Excavations at Callanish X last year which wrongly claimed this site to be a newly discovered stone circle have produced a unsightly spoil heap on the site. The position of the spoil heap is as such that it obscures the view observers would have of the valley, from the circle, where the moon re-appears during regleam thus denying the purpose of the circle. It is hoped that pressure can be brought on the relevant people to remove the spoil heap from the site.
Archaeologists from the University of Manchester have excavated a new stone circle in Callanish, Lewis, that is already widely acknowledged as being second only to Stonehenge. Although a destroyed circle was reported as far back as 1928, a team of eight archaeologists only recently excavated the site and have already uncovered 12 new stones... continues...
Visited 3rd and 6th August 2004: Lou and I visited Na Dromannan on two occasions, partly because I left the camera in the car on the first visit, but also because we were bowled over by the stones and their location.
It's such a peaceful spot up on the hill overlooking the other big Callanish sites (most clearly Calanais itself). We took the opportunity to sit in quiet contemplation (in a Swarth Fell stylee). You've got to make this little pilgrimage if you're able!
This route is not very exact, so use it as an aide rather than relying on it. I've based it on memory and some photos that I took. I wouldn't recommend the walk for anyone with limited mobility. Pushchairs or wheelchairs are out of the question because of the frequently changing levels of peat. Good footwear with ankle support is advisable, and if it's been raining be ready to get wet feet.
Starting from the A858, park in the lay-by nearest to Cnoc Fillibhear Bheag. Cross the road and follow it, heading away from Calanais, until you are past the cottages on your left (I think you may cross over a cattle grid, but I'm not 100% sure). Here there's a gate taking you into a small paddock on the other of which is another gate.
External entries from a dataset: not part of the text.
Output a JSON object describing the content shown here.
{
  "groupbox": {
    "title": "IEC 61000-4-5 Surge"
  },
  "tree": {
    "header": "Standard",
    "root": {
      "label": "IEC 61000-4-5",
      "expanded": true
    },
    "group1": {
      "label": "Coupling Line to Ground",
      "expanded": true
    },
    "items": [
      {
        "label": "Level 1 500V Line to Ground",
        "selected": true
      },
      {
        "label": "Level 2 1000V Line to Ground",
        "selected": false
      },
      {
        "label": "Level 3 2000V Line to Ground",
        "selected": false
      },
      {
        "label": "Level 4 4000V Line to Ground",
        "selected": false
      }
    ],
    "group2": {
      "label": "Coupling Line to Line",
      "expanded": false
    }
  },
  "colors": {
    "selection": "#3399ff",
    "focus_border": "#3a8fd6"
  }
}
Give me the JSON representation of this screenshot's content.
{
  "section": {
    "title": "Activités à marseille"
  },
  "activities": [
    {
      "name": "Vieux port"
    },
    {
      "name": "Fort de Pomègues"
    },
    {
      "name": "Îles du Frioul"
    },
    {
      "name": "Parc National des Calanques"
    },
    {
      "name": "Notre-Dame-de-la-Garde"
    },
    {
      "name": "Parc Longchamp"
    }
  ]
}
From this point on you're in open countryside.
Keeping to the east of the little hill behind the cottages you should find a peat cutters track. This track starts off being well defined, but very uneven, leading off to the north-east. You can follow the path for about half a mile before it becomes almost impossible to distinguish from the heather and peat. At this point you should change course and head north towards high ground. You should have the lake off to your right at the point when you change course.
This is where the going get tougher. You'll find yourself going from one heather covered island of peat to another. The 'valleys' between each island can get very wet very quickly if it rains. Wherever possible keep on the high ground. The first 'bump' to aim for has a couple of distinctive boulders on the summit which make it quite distinctive. Once you're on the top of that you can potentially see the bump that Na Dromannan sits on. We were lucky because the spoil heaps from the archaeological dig made for an excellent target, but once they're gone it could be tricky finding the site without a GPS or some top notch map reading.
Na Dromannan consists of eleven large stones, which probably represent a fallen stone circle. Several of the stones are 3 metres in length and over a metre in breadth.
A nearby rock face is probably the quarry that was used as a source for the stones for this site, and possibly the other Calanais monuments. An old theory was that the stones at Na Dromannan were never erected, but represented the remnants on building work on the other sites.
Apparently the site is also known as Druim nan Eum, but only in error. The exact nature of this error isn't clear, and my Gaelic isn't really good enough to spot it.